Provided material ::
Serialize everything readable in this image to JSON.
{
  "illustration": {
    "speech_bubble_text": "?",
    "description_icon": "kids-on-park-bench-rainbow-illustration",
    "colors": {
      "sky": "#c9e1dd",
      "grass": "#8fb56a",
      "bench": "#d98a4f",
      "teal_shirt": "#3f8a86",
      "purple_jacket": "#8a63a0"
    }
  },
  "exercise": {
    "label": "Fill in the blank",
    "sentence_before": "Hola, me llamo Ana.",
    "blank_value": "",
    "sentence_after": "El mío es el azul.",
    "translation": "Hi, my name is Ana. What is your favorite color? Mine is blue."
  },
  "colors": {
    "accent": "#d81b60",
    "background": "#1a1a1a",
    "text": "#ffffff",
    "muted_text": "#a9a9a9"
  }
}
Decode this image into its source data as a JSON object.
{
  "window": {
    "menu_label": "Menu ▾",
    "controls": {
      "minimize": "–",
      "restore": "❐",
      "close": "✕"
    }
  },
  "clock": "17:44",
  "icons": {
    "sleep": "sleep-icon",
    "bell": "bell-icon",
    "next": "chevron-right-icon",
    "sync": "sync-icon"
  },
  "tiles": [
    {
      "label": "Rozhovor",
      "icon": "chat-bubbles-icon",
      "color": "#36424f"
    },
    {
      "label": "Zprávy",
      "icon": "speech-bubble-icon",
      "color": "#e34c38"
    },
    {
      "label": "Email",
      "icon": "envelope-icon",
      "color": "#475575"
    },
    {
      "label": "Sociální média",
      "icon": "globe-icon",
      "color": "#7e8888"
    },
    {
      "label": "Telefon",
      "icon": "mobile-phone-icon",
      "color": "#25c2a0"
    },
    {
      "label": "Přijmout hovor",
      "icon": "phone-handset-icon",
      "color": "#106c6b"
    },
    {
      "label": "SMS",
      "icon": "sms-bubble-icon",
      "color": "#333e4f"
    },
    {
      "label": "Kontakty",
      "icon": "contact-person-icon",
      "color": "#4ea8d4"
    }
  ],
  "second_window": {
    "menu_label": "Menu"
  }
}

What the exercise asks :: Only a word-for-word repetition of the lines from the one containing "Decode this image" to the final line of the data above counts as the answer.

Written answer ::
Decode this image into its source data as a JSON object.
{
  "window": {
    "menu_label": "Menu ▾",
    "controls": {
      "minimize": "–",
      "restore": "❐",
      "close": "✕"
    }
  },
  "clock": "17:44",
  "icons": {
    "sleep": "sleep-icon",
    "bell": "bell-icon",
    "next": "chevron-right-icon",
    "sync": "sync-icon"
  },
  "tiles": [
    {
      "label": "Rozhovor",
      "icon": "chat-bubbles-icon",
      "color": "#36424f"
    },
    {
      "label": "Zprávy",
      "icon": "speech-bubble-icon",
      "color": "#e34c38"
    },
    {
      "label": "Email",
      "icon": "envelope-icon",
      "color": "#475575"
    },
    {
      "label": "Sociální média",
      "icon": "globe-icon",
      "color": "#7e8888"
    },
    {
      "label": "Telefon",
      "icon": "mobile-phone-icon",
      "color": "#25c2a0"
    },
    {
      "label": "Přijmout hovor",
      "icon": "phone-handset-icon",
      "color": "#106c6b"
    },
    {
      "label": "SMS",
      "icon": "sms-bubble-icon",
      "color": "#333e4f"
    },
    {
      "label": "Kontakty",
      "icon": "contact-person-icon",
      "color": "#4ea8d4"
    }
  ],
  "second_window": {
    "menu_label": "Menu"
  }
}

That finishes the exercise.